=== Exercise details ===
Report the number of lines in the entries below that include the word "link", and nothing else.

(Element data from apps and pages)
════════════════

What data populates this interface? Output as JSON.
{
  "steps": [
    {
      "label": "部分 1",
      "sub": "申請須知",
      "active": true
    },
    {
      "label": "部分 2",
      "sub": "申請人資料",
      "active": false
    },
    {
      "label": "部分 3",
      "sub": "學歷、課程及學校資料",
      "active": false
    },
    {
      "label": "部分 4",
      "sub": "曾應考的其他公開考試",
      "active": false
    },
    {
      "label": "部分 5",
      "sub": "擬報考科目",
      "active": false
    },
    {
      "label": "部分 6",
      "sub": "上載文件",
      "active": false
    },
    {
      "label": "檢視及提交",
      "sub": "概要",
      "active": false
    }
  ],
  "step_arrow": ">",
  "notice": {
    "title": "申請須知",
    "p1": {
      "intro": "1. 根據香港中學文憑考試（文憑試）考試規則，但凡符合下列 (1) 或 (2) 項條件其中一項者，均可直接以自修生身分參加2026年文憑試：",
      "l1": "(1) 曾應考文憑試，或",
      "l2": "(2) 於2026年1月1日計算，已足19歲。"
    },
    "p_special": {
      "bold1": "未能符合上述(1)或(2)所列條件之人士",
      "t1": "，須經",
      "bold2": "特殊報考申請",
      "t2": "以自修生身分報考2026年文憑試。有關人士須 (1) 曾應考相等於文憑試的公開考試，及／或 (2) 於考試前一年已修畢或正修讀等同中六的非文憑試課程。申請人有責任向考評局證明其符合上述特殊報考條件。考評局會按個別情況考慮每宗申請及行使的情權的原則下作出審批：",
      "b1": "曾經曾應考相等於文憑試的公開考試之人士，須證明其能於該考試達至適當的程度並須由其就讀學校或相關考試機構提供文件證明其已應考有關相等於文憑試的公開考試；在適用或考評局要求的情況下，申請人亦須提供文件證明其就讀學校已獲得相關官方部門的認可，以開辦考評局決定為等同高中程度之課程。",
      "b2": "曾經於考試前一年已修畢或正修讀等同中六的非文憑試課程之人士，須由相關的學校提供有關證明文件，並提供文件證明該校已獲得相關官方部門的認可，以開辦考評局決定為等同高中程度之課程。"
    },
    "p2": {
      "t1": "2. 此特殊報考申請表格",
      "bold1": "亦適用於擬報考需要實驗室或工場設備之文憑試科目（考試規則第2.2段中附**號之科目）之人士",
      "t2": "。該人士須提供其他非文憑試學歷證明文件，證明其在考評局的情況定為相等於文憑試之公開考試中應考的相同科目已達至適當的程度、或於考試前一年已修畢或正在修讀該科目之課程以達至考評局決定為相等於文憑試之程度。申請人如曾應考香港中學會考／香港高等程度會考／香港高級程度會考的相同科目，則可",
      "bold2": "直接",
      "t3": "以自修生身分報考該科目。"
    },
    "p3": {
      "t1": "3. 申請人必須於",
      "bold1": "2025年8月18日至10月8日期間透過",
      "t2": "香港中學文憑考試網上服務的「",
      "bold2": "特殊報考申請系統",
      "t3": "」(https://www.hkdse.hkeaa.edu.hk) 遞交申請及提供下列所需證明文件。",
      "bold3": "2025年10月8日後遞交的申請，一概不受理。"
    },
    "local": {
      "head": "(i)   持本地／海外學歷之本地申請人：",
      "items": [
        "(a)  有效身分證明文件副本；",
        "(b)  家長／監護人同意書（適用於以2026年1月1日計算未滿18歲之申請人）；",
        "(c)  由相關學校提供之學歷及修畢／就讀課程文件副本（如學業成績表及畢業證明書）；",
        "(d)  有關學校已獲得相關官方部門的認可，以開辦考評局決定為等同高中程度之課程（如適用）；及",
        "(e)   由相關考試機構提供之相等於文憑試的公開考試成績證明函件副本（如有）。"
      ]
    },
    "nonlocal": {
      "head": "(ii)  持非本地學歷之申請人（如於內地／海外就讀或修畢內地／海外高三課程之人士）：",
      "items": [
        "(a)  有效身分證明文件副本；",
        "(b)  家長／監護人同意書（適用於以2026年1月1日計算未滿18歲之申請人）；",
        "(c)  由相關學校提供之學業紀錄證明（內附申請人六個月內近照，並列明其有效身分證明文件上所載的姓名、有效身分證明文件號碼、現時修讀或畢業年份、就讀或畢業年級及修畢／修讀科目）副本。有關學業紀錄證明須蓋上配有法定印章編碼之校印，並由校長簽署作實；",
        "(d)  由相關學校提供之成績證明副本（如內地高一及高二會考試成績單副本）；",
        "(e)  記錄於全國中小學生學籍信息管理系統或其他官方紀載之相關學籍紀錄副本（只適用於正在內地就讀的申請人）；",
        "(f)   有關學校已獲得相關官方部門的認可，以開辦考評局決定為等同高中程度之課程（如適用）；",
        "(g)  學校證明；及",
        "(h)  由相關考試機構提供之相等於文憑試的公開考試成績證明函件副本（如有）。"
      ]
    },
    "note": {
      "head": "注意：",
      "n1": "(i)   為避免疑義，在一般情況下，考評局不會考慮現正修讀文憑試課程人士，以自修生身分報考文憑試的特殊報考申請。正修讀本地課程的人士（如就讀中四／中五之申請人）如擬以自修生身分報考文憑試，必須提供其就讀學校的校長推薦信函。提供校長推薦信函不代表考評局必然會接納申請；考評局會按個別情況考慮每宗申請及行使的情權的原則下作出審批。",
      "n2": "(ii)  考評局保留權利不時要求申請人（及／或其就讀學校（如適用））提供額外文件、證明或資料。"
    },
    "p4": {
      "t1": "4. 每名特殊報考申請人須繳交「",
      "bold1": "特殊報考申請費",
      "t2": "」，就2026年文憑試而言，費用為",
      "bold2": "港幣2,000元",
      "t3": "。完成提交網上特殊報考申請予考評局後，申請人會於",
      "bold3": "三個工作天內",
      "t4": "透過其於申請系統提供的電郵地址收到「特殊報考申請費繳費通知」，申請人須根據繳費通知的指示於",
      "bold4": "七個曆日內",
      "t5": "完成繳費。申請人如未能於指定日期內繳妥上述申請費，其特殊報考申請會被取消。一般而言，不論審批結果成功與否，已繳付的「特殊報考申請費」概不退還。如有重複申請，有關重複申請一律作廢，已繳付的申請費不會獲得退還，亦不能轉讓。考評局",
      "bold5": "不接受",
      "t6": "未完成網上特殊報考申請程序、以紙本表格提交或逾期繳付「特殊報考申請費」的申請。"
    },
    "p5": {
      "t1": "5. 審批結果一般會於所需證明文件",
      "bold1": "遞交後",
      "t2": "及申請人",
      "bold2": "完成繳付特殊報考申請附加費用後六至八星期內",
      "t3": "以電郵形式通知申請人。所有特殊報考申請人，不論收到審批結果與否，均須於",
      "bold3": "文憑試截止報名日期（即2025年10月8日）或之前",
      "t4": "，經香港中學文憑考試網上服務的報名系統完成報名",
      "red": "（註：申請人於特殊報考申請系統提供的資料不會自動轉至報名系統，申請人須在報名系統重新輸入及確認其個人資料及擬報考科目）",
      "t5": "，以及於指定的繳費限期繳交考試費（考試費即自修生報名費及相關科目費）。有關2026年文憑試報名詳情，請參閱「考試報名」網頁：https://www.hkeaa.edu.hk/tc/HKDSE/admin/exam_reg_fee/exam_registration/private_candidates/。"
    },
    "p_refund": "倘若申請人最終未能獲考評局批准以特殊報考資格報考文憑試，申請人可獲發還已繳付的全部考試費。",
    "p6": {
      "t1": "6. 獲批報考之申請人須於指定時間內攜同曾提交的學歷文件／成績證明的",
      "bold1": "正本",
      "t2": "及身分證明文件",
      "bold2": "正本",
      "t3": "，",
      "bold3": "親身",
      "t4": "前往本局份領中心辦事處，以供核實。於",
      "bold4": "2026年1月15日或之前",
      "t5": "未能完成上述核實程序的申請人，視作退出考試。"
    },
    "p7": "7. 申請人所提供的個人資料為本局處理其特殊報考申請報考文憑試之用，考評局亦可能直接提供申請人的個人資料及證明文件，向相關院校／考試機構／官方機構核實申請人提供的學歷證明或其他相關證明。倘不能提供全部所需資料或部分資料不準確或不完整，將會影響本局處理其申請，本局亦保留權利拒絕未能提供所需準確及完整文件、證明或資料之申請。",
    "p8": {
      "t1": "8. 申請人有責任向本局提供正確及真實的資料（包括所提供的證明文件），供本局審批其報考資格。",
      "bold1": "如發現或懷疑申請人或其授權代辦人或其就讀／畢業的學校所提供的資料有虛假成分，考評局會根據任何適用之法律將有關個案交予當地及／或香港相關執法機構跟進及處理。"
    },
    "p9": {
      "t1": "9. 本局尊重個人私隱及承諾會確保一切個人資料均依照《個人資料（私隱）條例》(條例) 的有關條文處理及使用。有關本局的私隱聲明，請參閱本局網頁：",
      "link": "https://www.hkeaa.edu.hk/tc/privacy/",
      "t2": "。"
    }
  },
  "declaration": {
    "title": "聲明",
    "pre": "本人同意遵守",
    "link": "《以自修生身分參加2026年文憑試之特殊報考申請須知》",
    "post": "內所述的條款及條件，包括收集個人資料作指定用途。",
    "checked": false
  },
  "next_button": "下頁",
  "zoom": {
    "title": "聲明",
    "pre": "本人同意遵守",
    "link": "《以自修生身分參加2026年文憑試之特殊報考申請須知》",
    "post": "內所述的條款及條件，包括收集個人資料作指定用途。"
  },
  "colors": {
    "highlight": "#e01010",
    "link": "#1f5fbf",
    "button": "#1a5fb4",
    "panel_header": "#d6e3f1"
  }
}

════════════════

=== Answer to this exercise ===
4